BELLEVUE, Wash. While retailers have experienced flat to declining revenues through the current recession, Drugstore.com’s online business is booming on account of two trends: 1. over-the-counter medicines and beauty products which are historically recession-resistant, and 2. more consumers are turning to the Internet in their search of deals.
“Overall revenues [for the quarter] were $100.3 million, the highest in company history,” Dawn Lepore, Drugstore.com CEO and chairman, told analysts Thursday evening. “OTC revenue grew 10% despite flat-to-declining e-commerce industry trends.”
And the online West Coast retailer envisions that OTC revenue continue its upward climb by hundreds of basis points going forward, thanks in part to Drugstore.com’s corporate partnerships with Medco and Rite Aid and the imminent launch of a new Drugstore.com concept called “microsites,” where Drugstore.com will create an online destination center around specific OTC categories that go beyond the offerings available on its core site.
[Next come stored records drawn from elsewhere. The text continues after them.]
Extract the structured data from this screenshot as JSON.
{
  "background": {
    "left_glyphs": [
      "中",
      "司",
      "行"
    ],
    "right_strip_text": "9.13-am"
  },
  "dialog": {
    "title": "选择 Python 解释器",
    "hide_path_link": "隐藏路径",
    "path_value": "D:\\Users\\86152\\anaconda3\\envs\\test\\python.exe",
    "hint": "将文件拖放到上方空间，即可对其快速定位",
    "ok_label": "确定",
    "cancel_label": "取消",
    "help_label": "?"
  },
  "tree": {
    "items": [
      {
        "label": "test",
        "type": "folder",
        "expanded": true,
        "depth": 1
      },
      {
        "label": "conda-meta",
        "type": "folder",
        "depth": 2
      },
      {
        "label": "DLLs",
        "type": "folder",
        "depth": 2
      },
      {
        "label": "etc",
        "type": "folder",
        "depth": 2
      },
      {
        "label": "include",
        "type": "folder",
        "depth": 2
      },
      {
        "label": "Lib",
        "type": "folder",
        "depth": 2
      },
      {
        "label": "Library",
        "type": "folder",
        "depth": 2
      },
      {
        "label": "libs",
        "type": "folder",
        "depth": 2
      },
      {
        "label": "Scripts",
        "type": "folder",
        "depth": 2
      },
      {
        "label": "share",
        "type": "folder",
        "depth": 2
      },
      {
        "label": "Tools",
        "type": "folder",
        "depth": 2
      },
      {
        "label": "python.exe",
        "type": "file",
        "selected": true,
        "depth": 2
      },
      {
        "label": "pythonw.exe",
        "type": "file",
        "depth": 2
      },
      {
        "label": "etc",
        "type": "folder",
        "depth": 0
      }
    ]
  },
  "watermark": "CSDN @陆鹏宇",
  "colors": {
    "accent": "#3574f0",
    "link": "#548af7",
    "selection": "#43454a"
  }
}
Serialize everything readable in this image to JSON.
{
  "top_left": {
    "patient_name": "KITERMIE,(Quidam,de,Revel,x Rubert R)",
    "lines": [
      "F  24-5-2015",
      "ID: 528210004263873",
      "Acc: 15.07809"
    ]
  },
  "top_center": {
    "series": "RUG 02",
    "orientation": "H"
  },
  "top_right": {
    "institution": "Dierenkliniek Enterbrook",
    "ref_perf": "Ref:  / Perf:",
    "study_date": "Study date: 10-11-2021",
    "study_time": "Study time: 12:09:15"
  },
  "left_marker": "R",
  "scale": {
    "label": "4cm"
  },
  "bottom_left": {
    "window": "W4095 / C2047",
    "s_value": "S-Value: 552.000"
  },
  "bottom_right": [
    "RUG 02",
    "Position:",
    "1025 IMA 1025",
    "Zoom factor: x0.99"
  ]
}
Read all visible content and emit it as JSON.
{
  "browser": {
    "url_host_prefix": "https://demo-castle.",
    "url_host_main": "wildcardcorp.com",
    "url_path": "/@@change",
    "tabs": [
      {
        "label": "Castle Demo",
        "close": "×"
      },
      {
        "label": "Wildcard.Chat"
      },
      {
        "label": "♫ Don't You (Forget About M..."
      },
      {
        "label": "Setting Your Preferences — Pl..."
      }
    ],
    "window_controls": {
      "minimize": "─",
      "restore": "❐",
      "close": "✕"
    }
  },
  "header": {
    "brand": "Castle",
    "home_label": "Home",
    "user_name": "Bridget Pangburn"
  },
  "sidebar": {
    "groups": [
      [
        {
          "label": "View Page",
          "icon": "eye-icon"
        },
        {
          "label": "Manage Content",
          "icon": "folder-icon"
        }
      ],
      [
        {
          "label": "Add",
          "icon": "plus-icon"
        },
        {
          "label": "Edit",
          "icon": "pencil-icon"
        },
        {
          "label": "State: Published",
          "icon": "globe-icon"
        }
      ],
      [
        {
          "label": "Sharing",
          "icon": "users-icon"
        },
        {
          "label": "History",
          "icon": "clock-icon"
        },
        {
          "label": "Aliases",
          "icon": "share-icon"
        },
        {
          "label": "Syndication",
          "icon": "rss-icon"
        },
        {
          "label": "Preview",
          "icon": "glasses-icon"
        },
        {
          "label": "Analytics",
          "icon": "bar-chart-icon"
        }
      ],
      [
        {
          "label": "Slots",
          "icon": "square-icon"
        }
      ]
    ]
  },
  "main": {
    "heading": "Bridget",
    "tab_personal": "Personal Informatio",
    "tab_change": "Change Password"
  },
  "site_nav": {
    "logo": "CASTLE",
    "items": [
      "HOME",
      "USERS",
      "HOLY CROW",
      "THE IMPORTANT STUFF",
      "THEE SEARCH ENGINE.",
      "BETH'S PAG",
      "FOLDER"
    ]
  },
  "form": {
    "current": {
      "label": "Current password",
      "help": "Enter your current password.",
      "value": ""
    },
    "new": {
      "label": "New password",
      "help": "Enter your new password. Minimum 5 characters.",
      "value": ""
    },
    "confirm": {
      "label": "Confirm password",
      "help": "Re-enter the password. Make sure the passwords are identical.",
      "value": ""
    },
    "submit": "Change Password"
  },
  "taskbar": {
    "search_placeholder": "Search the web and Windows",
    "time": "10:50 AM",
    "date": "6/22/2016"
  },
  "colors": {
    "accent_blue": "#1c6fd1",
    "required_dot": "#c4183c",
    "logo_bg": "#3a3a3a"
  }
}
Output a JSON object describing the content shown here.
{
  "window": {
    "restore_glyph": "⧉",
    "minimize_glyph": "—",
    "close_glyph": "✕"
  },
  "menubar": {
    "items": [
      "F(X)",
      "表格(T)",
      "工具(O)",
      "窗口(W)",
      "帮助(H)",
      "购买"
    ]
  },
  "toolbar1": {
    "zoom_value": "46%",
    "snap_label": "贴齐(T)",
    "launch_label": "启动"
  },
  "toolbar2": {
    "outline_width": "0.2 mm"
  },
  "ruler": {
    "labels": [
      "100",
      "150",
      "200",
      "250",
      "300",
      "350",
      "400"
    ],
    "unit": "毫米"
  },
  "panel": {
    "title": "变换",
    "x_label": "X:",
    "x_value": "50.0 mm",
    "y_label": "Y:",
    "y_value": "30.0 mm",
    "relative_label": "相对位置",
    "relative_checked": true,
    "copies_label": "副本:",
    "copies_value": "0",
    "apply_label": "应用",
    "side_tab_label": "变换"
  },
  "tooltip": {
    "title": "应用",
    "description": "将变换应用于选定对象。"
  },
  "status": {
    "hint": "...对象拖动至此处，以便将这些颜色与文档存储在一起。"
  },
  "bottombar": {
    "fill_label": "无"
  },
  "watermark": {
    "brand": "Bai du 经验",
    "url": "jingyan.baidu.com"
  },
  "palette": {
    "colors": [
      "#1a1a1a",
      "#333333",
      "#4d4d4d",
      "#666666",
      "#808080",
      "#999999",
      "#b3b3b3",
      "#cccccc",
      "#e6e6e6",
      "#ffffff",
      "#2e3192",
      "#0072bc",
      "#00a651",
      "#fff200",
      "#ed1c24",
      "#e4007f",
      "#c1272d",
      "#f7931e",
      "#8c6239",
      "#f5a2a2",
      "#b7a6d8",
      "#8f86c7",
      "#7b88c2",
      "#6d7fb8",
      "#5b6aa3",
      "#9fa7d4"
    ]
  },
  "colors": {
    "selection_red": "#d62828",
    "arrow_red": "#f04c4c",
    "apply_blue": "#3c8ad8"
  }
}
Drugstore.com on June 1 officially launched its online Medco Health Store — a branded Medco site powered by Drugstore.com where Medco’s 60-million-plus covered can order over-the-counter medicines online.
“This is an exciting opportunity especially when you consider that $20 billion in pharmaceutical drug [sales] are expected to go OTC in the next five years,” Lepore said. “We offer over 20,000 of our SKUs on their site categorized [by] healthcare condition.”
And the e-retailer plans to launch its first microsite — Sexualwellbeing.com — next week with the goal of being the low-cost leader specifically in that category. “We are able to leverage our existing inventory and organization to cost-effectively launch a series of sites dedicated to specific areas,” Lepore explained. “Sexual well-being is an obvious category for a microsite. There [will be] some additional products [on that site] that may not be appropriate for the Drugstore.com site,” she added. “There are a number of categories — everything from mens to allergy — that are very promising microsites.”